───── INPUT DATA ─────
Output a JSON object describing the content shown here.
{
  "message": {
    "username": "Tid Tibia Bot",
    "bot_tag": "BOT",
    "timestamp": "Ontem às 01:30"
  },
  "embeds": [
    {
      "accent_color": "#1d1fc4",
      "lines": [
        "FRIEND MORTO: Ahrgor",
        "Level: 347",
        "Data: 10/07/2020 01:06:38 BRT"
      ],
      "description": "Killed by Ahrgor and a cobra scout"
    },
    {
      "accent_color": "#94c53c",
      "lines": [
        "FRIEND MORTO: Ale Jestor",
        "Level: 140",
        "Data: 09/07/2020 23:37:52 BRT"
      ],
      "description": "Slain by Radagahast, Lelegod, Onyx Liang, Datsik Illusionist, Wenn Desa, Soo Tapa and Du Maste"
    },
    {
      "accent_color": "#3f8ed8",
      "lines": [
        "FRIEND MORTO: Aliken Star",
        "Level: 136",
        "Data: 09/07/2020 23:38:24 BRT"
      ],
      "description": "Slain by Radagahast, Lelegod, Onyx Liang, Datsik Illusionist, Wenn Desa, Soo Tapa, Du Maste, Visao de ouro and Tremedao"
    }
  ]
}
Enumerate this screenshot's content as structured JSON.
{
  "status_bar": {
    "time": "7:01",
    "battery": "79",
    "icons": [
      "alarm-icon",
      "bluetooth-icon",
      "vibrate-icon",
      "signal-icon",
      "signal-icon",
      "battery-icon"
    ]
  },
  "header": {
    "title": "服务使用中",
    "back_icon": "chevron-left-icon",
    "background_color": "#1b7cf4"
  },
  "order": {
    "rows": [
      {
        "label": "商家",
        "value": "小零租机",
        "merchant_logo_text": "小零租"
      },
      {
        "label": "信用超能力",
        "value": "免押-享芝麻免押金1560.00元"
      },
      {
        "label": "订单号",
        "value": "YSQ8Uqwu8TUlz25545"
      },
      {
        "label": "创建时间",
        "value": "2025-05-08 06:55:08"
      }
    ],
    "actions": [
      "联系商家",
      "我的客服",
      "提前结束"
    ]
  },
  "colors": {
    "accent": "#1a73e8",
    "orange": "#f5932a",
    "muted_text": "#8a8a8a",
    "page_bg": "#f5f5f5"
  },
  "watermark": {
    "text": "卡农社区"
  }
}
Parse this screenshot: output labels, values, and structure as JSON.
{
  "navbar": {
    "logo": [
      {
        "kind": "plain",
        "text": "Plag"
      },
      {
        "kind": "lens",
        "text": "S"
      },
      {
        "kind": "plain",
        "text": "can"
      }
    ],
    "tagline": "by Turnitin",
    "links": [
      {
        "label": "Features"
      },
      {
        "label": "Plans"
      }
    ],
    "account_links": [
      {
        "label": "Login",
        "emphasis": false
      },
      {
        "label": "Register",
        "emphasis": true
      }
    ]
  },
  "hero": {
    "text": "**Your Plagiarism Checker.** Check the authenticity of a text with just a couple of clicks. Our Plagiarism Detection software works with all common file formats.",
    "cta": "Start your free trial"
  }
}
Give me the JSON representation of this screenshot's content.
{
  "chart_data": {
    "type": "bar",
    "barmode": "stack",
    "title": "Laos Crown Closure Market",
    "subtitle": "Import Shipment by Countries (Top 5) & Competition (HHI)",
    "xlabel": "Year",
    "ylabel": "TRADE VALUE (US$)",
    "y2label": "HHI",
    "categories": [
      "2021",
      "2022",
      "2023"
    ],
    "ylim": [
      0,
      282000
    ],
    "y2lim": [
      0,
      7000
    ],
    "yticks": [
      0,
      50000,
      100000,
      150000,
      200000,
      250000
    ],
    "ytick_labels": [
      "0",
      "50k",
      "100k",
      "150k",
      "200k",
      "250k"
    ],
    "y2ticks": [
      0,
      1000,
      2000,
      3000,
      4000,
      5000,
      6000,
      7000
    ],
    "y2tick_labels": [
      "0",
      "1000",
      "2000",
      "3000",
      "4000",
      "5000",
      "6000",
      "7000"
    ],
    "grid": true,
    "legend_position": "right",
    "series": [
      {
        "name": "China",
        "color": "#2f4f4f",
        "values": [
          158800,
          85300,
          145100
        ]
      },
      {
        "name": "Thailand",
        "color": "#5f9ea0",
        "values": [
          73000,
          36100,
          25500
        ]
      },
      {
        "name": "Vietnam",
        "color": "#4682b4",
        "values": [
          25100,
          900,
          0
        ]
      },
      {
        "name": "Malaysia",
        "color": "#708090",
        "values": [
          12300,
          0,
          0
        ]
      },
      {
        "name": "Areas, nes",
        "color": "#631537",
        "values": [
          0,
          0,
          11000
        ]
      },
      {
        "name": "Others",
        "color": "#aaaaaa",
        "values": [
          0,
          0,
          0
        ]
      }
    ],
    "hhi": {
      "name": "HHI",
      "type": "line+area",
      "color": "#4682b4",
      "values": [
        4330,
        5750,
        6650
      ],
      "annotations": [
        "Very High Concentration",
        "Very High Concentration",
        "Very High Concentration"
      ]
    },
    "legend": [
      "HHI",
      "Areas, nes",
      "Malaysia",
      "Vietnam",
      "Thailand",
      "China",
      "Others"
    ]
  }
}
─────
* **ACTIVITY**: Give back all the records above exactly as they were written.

* **RESULT BELOW**:
Output a JSON object describing the content shown here.
{
  "message": {
    "username": "Tid Tibia Bot",
    "bot_tag": "BOT",
    "timestamp": "Ontem às 01:30"
  },
  "embeds": [
    {
      "accent_color": "#1d1fc4",
      "lines": [
        "FRIEND MORTO: Ahrgor",
        "Level: 347",
        "Data: 10/07/2020 01:06:38 BRT"
      ],
      "description": "Killed by Ahrgor and a cobra scout"
    },
    {
      "accent_color": "#94c53c",
      "lines": [
        "FRIEND MORTO: Ale Jestor",
        "Level: 140",
        "Data: 09/07/2020 23:37:52 BRT"
      ],
      "description": "Slain by Radagahast, Lelegod, Onyx Liang, Datsik Illusionist, Wenn Desa, Soo Tapa and Du Maste"
    },
    {
      "accent_color": "#3f8ed8",
      "lines": [
        "FRIEND MORTO: Aliken Star",
        "Level: 136",
        "Data: 09/07/2020 23:38:24 BRT"
      ],
      "description": "Slain by Radagahast, Lelegod, Onyx Liang, Datsik Illusionist, Wenn Desa, Soo Tapa, Du Maste, Visao de ouro and Tremedao"
    }
  ]
}
Enumerate this screenshot's content as structured JSON.
{
  "status_bar": {
    "time": "7:01",
    "battery": "79",
    "icons": [
      "alarm-icon",
      "bluetooth-icon",
      "vibrate-icon",
      "signal-icon",
      "signal-icon",
      "battery-icon"
    ]
  },
  "header": {
    "title": "服务使用中",
    "back_icon": "chevron-left-icon",
    "background_color": "#1b7cf4"
  },
  "order": {
    "rows": [
      {
        "label": "商家",
        "value": "小零租机",
        "merchant_logo_text": "小零租"
      },
      {
        "label": "信用超能力",
        "value": "免押-享芝麻免押金1560.00元"
      },
      {
        "label": "订单号",
        "value": "YSQ8Uqwu8TUlz25545"
      },
      {
        "label": "创建时间",
        "value": "2025-05-08 06:55:08"
      }
    ],
    "actions": [
      "联系商家",
      "我的客服",
      "提前结束"
    ]
  },
  "colors": {
    "accent": "#1a73e8",
    "orange": "#f5932a",
    "muted_text": "#8a8a8a",
    "page_bg": "#f5f5f5"
  },
  "watermark": {
    "text": "卡农社区"
  }
}
Parse this screenshot: output labels, values, and structure as JSON.
{
  "navbar": {
    "logo": [
      {
        "kind": "plain",
        "text": "Plag"
      },
      {
        "kind": "lens",
        "text": "S"
      },
      {
        "kind": "plain",
        "text": "can"
      }
    ],
    "tagline": "by Turnitin",
    "links": [
      {
        "label": "Features"
      },
      {
        "label": "Plans"
      }
    ],
    "account_links": [
      {
        "label": "Login",
        "emphasis": false
      },
      {
        "label": "Register",
        "emphasis": true
      }
    ]
  },
  "hero": {
    "text": "**Your Plagiarism Checker.** Check the authenticity of a text with just a couple of clicks. Our Plagiarism Detection software works with all common file formats.",
    "cta": "Start your free trial"
  }
}
Give me the JSON representation of this screenshot's content.
{
  "chart_data": {
    "type": "bar",
    "barmode": "stack",
    "title": "Laos Crown Closure Market",
    "subtitle": "Import Shipment by Countries (Top 5) & Competition (HHI)",
    "xlabel": "Year",
    "ylabel": "TRADE VALUE (US$)",
    "y2label": "HHI",
    "categories": [
      "2021",
      "2022",
      "2023"
    ],
    "ylim": [
      0,
      282000
    ],
    "y2lim": [
      0,
      7000
    ],
    "yticks": [
      0,
      50000,
      100000,
      150000,
      200000,
      250000
    ],
    "ytick_labels": [
      "0",
      "50k",
      "100k",
      "150k",
      "200k",
      "250k"
    ],
    "y2ticks": [
      0,
      1000,
      2000,
      3000,
      4000,
      5000,
      6000,
      7000
    ],
    "y2tick_labels": [
      "0",
      "1000",
      "2000",
      "3000",
      "4000",
      "5000",
      "6000",
      "7000"
    ],
    "grid": true,
    "legend_position": "right",
    "series": [
      {
        "name": "China",
        "color": "#2f4f4f",
        "values": [
          158800,
          85300,
          145100
        ]
      },
      {
        "name": "Thailand",
        "color": "#5f9ea0",
        "values": [
          73000,
          36100,
          25500
        ]
      },
      {
        "name": "Vietnam",
        "color": "#4682b4",
        "values": [
          25100,
          900,
          0
        ]
      },
      {
        "name": "Malaysia",
        "color": "#708090",
        "values": [
          12300,
          0,
          0
        ]
      },
      {
        "name": "Areas, nes",
        "color": "#631537",
        "values": [
          0,
          0,
          11000
        ]
      },
      {
        "name": "Others",
        "color": "#aaaaaa",
        "values": [
          0,
          0,
          0
        ]
      }
    ],
    "hhi": {
      "name": "HHI",
      "type": "line+area",
      "color": "#4682b4",
      "values": [
        4330,
        5750,
        6650
      ],
      "annotations": [
        "Very High Concentration",
        "Very High Concentration",
        "Very High Concentration"
      ]
    },
    "legend": [
      "HHI",
      "Areas, nes",
      "Malaysia",
      "Vietnam",
      "Thailand",
      "China",
      "Others"
    ]
  }
}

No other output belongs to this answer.